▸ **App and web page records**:

※

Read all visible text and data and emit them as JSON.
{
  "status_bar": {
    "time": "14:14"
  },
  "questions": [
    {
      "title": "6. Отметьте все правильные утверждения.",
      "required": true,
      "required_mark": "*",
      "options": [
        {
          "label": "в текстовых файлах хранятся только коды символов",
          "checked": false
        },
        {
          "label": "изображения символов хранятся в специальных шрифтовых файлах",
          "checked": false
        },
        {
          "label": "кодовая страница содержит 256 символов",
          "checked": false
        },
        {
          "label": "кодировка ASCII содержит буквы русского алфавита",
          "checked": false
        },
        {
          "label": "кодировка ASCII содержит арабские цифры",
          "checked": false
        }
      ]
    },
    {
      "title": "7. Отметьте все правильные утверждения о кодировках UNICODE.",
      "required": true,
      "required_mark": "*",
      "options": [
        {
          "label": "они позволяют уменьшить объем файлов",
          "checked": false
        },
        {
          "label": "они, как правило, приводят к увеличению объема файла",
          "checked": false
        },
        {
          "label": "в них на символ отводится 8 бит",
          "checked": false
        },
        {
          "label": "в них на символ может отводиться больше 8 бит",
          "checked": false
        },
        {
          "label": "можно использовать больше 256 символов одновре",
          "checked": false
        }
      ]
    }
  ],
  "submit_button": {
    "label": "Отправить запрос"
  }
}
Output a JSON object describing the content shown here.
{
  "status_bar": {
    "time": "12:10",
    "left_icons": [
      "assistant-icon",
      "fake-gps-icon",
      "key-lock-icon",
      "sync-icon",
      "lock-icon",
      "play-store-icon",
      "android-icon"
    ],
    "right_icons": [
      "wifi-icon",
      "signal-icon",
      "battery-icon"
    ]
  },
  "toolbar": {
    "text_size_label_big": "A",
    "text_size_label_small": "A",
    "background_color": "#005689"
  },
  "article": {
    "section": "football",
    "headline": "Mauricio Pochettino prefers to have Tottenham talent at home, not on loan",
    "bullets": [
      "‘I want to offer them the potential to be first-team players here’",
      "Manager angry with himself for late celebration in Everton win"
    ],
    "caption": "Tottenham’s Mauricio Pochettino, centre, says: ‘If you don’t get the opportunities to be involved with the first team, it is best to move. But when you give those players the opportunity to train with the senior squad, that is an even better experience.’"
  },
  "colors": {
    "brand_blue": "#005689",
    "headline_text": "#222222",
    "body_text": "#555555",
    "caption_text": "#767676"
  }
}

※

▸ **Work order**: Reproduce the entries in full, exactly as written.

▸ **Exercise output**:
Read all visible text and data and emit them as JSON.
{
  "status_bar": {
    "time": "14:14"
  },
  "questions": [
    {
      "title": "6. Отметьте все правильные утверждения.",
      "required": true,
      "required_mark": "*",
      "options": [
        {
          "label": "в текстовых файлах хранятся только коды символов",
          "checked": false
        },
        {
          "label": "изображения символов хранятся в специальных шрифтовых файлах",
          "checked": false
        },
        {
          "label": "кодовая страница содержит 256 символов",
          "checked": false
        },
        {
          "label": "кодировка ASCII содержит буквы русского алфавита",
          "checked": false
        },
        {
          "label": "кодировка ASCII содержит арабские цифры",
          "checked": false
        }
      ]
    },
    {
      "title": "7. Отметьте все правильные утверждения о кодировках UNICODE.",
      "required": true,
      "required_mark": "*",
      "options": [
        {
          "label": "они позволяют уменьшить объем файлов",
          "checked": false
        },
        {
          "label": "они, как правило, приводят к увеличению объема файла",
          "checked": false
        },
        {
          "label": "в них на символ отводится 8 бит",
          "checked": false
        },
        {
          "label": "в них на символ может отводиться больше 8 бит",
          "checked": false
        },
        {
          "label": "можно использовать больше 256 символов одновре",
          "checked": false
        }
      ]
    }
  ],
  "submit_button": {
    "label": "Отправить запрос"
  }
}
Output a JSON object describing the content shown here.
{
  "status_bar": {
    "time": "12:10",
    "left_icons": [
      "assistant-icon",
      "fake-gps-icon",
      "key-lock-icon",
      "sync-icon",
      "lock-icon",
      "play-store-icon",
      "android-icon"
    ],
    "right_icons": [
      "wifi-icon",
      "signal-icon",
      "battery-icon"
    ]
  },
  "toolbar": {
    "text_size_label_big": "A",
    "text_size_label_small": "A",
    "background_color": "#005689"
  },
  "article": {
    "section": "football",
    "headline": "Mauricio Pochettino prefers to have Tottenham talent at home, not on loan",
    "bullets": [
      "‘I want to offer them the potential to be first-team players here’",
      "Manager angry with himself for late celebration in Everton win"
    ],
    "caption": "Tottenham’s Mauricio Pochettino, centre, says: ‘If you don’t get the opportunities to be involved with the first team, it is best to move. But when you give those players the opportunity to train with the senior squad, that is an even better experience.’"
  },
  "colors": {
    "brand_blue": "#005689",
    "headline_text": "#222222",
    "body_text": "#555555",
    "caption_text": "#767676"
  }
}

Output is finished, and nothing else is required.